Project Proposal Summary
The Spirit of Stivenson Magloire: An Artistic Investigation
Stivenson Magloire (1963-94) was stoned to death in broad daylight on a Port-au-Prince street; the reasons for his unsolved murder have been a source of much speculation. During a January, 2015 trip to Haiti, Edouard Eloi, Rachel Hadas, Frantz Mennon, and I followed some investigative threads through recorded interviews, archival research, and deepening our knowledge of Magloire’s astonishing art, art which survives and transcends his death, in the places where it was created. Much of Magloire’s art and story remains in Haiti.

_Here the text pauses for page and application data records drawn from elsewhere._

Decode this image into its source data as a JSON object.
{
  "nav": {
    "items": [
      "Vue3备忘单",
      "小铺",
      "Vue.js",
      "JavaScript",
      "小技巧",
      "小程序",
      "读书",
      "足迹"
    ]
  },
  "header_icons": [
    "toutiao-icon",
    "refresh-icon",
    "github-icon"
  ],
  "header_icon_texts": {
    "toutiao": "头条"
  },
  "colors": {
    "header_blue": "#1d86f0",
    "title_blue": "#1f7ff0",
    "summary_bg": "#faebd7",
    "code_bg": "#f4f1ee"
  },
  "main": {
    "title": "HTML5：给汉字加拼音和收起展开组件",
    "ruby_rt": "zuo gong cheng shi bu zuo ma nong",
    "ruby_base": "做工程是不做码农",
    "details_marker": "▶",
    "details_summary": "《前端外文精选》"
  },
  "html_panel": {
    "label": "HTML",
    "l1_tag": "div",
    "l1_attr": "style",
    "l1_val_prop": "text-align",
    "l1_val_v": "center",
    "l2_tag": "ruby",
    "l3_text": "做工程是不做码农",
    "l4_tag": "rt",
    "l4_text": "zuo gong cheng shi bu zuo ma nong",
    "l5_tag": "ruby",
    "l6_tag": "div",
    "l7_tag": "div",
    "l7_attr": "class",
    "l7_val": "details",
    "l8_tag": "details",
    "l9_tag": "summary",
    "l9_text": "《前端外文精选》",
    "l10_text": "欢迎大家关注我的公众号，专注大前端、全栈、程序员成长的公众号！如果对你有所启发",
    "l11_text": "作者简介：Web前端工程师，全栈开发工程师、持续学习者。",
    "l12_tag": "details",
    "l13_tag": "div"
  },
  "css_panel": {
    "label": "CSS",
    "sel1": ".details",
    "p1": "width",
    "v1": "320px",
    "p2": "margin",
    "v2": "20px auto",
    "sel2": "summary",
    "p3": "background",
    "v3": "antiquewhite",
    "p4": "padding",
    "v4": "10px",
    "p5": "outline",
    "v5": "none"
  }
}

Although Haitian art has many admirers in North America, Magloire’s art remains less well known than it deserves to be, especially in the literary and academic communities, which would be among the chief audiences for the proposed work. When people hear Magloire’s story and above all see his art, they are inevitably excited and curious. This project pulls together threads of Haitian culture and politics, art history, human drama, and poetry in an elegant and accessible way.
Film projects are inherently interdisciplinary, experiential, and require the organization of experts in various fields. The core group in this project consists of a technical director, translator/guide, production manager, and writer. Each member of the team is currently volunteering time and using institutional and personal funds for travel expenses. I am the technical director able to record visuals and sounds, light sets, and be responsible for other details. The translator/guide served in this position during our last visit to Haiti. It is important to note that he has a long relationship with Haitian art and artists and sensitive to their cultural importance in Haiti. Co-Producer and Cameraman Edouard Eloi also continues to use his years of experience as a media activist and manager to schedule and support all aspects of production. Gorewitz and Eloi previously collaborated on The Last Tourist which was broadcast on PBS. Renowned poet, Rachel Hadas, a professor of English at Rutgers, is writing the script and will help conduct interviews. Her forthcoming poem in Poetry magazine inspired by her first exposure to Magloire’s work, ponders the painter’s distinctive visual language: “an iconography/written in a grisly alphabet/yet full of life, the haunting gaze direct,/transcending Death. Death had in winning lost./Art trumped death and life trumped art.” This group, with the support of Ramapo and Rutgers students will work collaboratively on edits and new investigative leads.
The Spirit of Stivenson Magloire will fuse styles and genres to investigate his life, death, and work. The French/Creole/English soundtrack will include interviews with artists, critics, friends, family, and curators about Stivenson. Magloire’s engagement with Voudon places him in a tradition explored by Zora Neale Hurston, Maya Deren, Selden Rodman, and others. It is time for a fresh, accessible look, at once poetic and scholarly, at Magloire’s tragically truncated career in its cultural context.
We’re living in a key cultural moment, when interest in Afro-Caribbean culture is at an all-time high at the same time that generic crossover in literature (poetry/memoir; narrative/analysis) is in the process of creating new forms. The Spirit of Stivenson Magloire will be a dynamic contribution to this cutting-edge development, as well as a furthering of my own increasing interest in putting the dead into cultural conversation with the living.
7) Budget Needs
We are seeking support for translation of French and Creole into English; English into French and Creole; audio enhancements; and a final short visit to Haiti with quick stops in Miami and Pittsburgh to complete interviews.
Any foundation support as well as help from individuals will be fully acknowledged in the film credits and all associated materials.